Another student-composed piece, “Ziggurat,” by Johns Hopkins undergraduate Viet Cuong, combined the work of the young composer with a graphic display by Grace Needlman ’11. The graphics featured a person playing with chalk, a girl on a bicycle multiplied several times throughout the frame, flapping birds, martial arts, a bulldozer, and a ziggurat — or early middle-eastern step pyramids — as well. It combined sketched silhouettes and moving animation with photographs to mirror movement in the music, for example by projecting the image of a still lake to echo the hushed volume of the music..
Cuong, who composed “Ziggurat” in high school, said he met Duffy at a national band conference and has since kept in touch with him.
Duffy said he immediately thought of performing the piece with graphics. He added that he is looking for a South African artist to create another set of graphics for the piece when the band tours South Africa this May. Duffy said he looks to involve locals in performances abroad to bridge cultural connections.

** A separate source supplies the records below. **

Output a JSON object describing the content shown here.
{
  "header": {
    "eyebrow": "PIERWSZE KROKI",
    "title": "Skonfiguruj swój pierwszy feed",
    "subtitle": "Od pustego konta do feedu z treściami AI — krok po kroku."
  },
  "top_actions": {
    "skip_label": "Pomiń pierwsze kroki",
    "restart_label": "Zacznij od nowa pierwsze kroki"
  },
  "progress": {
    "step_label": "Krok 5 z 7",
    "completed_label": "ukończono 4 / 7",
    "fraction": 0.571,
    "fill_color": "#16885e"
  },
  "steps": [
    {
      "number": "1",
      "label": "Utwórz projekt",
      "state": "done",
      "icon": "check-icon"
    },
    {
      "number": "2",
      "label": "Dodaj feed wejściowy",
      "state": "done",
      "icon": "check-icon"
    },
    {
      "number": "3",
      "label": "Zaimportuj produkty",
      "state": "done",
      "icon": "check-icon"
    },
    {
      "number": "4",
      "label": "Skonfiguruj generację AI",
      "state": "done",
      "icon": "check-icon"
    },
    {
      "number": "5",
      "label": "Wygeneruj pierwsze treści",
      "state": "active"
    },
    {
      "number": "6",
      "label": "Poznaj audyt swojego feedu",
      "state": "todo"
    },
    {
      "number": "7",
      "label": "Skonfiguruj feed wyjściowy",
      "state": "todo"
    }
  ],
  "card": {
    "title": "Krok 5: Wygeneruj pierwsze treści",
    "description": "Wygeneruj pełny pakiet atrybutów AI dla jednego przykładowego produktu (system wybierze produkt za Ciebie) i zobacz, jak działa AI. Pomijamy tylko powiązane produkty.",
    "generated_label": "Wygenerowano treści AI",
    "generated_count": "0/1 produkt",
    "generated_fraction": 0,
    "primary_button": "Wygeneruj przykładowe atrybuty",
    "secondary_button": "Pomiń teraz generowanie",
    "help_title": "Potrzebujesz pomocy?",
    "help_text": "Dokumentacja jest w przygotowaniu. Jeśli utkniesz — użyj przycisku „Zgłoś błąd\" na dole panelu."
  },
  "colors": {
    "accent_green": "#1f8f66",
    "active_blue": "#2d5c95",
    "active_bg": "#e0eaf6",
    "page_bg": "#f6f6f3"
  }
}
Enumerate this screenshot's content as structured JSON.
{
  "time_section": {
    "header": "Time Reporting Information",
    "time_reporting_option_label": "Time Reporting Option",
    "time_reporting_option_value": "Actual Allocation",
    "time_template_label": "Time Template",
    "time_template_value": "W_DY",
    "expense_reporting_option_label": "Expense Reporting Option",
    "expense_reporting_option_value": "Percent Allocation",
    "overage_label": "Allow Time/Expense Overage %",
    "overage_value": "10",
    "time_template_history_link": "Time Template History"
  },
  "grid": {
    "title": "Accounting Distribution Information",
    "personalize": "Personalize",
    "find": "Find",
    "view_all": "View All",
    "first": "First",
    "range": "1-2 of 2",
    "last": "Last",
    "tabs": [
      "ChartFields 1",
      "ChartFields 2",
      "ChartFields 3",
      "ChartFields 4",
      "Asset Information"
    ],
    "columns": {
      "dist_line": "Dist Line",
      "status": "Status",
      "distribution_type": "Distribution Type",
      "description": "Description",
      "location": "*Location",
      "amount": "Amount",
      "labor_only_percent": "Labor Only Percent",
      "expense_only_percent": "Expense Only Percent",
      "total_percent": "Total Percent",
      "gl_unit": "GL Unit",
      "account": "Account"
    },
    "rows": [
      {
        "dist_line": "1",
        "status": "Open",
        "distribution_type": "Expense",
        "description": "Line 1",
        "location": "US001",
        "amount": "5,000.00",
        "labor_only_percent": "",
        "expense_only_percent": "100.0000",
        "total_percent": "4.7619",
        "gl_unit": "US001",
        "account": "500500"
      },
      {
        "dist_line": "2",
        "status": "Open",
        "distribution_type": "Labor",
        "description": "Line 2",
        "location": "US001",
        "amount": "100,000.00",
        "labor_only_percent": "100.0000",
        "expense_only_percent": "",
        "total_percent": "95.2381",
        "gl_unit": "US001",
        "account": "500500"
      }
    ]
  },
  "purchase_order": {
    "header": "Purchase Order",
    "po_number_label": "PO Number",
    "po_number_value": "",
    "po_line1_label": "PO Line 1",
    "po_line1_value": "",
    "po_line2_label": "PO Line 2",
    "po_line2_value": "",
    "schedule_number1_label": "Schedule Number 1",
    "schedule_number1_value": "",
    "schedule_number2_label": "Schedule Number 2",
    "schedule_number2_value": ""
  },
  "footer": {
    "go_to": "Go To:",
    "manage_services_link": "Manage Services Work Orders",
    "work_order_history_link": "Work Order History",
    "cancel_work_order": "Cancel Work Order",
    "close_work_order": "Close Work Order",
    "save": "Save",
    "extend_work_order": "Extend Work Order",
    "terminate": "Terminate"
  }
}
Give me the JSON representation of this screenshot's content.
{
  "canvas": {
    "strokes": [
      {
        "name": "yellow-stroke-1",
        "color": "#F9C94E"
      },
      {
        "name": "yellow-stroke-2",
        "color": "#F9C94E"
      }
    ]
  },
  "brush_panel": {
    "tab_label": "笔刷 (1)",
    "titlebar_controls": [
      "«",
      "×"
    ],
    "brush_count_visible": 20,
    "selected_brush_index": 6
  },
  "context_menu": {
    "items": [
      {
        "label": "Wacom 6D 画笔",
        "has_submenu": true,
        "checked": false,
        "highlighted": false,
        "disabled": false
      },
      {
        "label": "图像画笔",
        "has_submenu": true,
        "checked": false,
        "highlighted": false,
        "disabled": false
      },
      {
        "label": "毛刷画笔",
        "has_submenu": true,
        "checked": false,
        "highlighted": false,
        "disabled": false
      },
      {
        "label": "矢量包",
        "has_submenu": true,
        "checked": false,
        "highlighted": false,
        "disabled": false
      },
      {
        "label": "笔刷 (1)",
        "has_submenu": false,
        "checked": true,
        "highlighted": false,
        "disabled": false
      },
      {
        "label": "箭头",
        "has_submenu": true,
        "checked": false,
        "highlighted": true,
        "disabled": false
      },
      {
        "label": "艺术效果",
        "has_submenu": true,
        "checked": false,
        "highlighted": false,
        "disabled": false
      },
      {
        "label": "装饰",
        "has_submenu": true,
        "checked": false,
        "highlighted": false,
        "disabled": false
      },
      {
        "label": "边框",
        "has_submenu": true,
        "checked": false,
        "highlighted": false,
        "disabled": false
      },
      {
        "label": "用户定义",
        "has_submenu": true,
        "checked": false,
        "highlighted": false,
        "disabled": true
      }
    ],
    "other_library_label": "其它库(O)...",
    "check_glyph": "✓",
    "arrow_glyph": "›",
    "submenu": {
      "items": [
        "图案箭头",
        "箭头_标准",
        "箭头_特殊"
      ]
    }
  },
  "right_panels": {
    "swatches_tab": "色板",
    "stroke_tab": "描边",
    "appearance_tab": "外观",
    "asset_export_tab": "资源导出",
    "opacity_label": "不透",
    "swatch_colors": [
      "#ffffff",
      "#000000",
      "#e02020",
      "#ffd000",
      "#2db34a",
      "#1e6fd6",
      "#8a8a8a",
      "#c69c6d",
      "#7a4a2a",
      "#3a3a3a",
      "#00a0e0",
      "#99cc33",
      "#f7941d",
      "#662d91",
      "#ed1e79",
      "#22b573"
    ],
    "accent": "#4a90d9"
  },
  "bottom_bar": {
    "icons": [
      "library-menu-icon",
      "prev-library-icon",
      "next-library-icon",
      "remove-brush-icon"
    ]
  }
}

Needlman said her animation was loosely autobiographical, based on personal experiences of her waking up in a city and feeling overwhelmed by images. Needlman added that her summer in Berlin with Hans Werner Holzwarth Publications and Design served as the inspiration for her work, which featured scenes from the Berlin cityscape.
She said she and Cuong thought the ziggurat was a superhuman structure that represented the human desire to reach for the grand.
“I really liked ‘Ziggurat,’” French horn player Alan Hutchison ’11 said.“I thought it was a dynamic piece on its own, but then the animation was really cool.”
A composition by Duffy himself — “Max the King!” — provided a musical setting for the adventures of the children’s fiction character Max in “Where the Wild Things Are” by Maurice Sendak.
Duffy said the piece follows the plot of the story, mimicking the noises that Max heard upon entering the dream world filled with lions’ roars and animal sounds. The piece is filled with lively galloping sounds, low accents and glissandos — flourishes that connect pitches — with a recurring transitional, musical theme. The award-winning illustrations of the book were projected on the screen alongside quotes such as “I’ll eat you up.” Meanwhile different instruments, such as the horns and flutes, overlapped throughout the piece to build suspense. “Max the King!” closes with Brahms’s lullaby.
“The whole piece is based on ‘na na na na na na!’” Duffy said.
But he added that Max, the fictional character as personified in Duffy’s composition, is an allegory for the left and right brain hemispheres.
Following the intermission, the band performed Modest Mussorgsky’s “Pictures at an Exhibition,” a classical orchestral piece based sketches by Victor Harmann, which Duffy said characteristically have two light sources representing the sacred and the secular. Some pictures, such as “Limoges—Le Marché (The Market Place at Limoges)” were not displayed and descriptions from notes on the pictures such as “French women quarrelling violently in the market” were projected instead. Hutchison said this was because many of the works have been lost.
“Pictures at an Exhibition” follows the trail of a composer through an art gallery in 15 musical parts, each movement describing the composer’s walk or the works he saw. Titles such as “Ballet des Poussins dans Leurs Coques (Ballet of the Unhatched Chickens)” and “Catacombae—Sepulchrum Romanum,” a painting of a tomb with three shadowy figures, provided varied settings for different musical textures.
Following the performance, guests were treated to a reception in Hendrie Hall, which included a cake with an edible image of “Rooms by the Sea” and icing saying “Picture at Woolsey Hall.”
The concert was streamed live through the School of Music’s website.
Correction: December 30, 2010
An earlier version of this article mispelled the last name of French horn player Alan Hutchison ’11.